Segment Open
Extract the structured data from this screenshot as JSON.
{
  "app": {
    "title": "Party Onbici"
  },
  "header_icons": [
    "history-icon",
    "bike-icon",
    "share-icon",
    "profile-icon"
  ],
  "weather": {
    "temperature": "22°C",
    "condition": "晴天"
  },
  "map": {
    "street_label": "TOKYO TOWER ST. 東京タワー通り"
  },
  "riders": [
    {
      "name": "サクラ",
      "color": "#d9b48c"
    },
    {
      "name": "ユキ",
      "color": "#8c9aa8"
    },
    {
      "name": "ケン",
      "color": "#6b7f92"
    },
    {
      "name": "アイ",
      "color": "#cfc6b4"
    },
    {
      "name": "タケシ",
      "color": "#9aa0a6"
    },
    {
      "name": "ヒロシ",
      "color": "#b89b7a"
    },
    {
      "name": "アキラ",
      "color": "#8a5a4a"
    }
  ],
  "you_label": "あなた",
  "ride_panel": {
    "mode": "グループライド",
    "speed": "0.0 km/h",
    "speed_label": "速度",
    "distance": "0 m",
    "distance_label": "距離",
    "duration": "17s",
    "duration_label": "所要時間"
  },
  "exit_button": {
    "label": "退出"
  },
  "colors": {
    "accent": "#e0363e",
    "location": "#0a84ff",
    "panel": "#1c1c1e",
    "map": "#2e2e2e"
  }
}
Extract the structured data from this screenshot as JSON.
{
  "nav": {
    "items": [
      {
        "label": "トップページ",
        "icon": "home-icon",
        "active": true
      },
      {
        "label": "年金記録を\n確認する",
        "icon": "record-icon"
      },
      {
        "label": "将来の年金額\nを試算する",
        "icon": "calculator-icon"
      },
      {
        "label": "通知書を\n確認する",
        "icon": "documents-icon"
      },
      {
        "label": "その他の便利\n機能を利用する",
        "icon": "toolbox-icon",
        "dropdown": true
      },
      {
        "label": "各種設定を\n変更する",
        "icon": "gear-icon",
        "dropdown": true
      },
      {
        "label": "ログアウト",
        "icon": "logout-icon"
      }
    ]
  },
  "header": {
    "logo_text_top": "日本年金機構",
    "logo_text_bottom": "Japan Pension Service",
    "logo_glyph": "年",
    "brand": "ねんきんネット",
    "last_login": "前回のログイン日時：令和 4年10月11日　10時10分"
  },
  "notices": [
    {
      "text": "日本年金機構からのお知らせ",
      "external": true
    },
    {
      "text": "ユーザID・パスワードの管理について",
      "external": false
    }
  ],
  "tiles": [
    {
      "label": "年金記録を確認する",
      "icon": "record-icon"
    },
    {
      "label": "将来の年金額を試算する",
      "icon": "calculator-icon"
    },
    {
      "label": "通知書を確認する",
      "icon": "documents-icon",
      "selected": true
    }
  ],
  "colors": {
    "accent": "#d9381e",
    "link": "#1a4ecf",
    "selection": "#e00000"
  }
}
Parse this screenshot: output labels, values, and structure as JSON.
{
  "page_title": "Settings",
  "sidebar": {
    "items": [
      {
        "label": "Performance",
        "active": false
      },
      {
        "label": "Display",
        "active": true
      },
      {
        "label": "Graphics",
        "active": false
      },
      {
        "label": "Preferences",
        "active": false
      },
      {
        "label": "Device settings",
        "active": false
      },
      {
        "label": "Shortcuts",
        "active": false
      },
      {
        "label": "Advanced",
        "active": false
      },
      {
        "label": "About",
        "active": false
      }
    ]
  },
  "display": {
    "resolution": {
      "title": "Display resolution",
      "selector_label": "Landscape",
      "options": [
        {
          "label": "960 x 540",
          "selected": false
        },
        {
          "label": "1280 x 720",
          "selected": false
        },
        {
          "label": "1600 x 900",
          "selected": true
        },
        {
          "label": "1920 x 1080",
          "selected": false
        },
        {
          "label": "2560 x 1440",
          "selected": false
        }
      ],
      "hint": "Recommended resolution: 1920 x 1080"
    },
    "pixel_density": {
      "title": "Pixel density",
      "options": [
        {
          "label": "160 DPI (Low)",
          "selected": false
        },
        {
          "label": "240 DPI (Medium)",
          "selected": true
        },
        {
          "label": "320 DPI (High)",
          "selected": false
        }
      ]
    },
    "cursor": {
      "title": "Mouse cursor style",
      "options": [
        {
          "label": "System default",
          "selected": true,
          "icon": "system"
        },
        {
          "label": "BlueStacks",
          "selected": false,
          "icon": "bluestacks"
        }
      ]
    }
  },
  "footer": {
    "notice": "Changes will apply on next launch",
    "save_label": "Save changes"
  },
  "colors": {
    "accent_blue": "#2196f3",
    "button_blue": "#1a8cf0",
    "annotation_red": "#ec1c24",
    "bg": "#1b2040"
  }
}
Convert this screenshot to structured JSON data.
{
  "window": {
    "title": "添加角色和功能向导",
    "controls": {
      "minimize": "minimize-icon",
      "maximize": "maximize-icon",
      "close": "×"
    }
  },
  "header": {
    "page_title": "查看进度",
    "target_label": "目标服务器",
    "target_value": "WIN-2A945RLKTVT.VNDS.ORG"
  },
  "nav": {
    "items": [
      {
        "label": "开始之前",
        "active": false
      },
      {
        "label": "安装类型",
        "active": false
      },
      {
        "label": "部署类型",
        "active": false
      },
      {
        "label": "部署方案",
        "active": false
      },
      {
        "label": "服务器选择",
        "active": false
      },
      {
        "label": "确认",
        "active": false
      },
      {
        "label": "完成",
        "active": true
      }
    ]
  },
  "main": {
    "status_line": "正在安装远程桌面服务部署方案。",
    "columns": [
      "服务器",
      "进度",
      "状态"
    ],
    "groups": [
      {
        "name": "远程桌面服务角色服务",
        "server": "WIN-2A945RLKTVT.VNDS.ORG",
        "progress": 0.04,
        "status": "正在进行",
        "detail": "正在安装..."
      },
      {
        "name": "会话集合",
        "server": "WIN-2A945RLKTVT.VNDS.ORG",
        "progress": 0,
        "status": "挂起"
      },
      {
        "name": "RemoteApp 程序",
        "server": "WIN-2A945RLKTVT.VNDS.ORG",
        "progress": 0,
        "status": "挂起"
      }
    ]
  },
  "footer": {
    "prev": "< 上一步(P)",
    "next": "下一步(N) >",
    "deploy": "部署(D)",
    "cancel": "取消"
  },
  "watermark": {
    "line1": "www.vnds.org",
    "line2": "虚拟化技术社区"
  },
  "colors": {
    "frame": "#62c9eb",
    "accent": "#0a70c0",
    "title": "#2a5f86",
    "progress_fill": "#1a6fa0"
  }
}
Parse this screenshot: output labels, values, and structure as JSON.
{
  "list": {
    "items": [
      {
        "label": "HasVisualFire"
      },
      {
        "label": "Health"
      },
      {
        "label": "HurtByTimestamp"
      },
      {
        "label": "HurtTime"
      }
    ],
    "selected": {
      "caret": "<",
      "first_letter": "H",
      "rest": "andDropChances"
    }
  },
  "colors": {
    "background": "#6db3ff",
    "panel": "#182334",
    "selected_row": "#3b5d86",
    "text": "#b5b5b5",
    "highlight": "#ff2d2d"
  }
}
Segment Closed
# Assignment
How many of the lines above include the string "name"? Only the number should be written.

# Result
10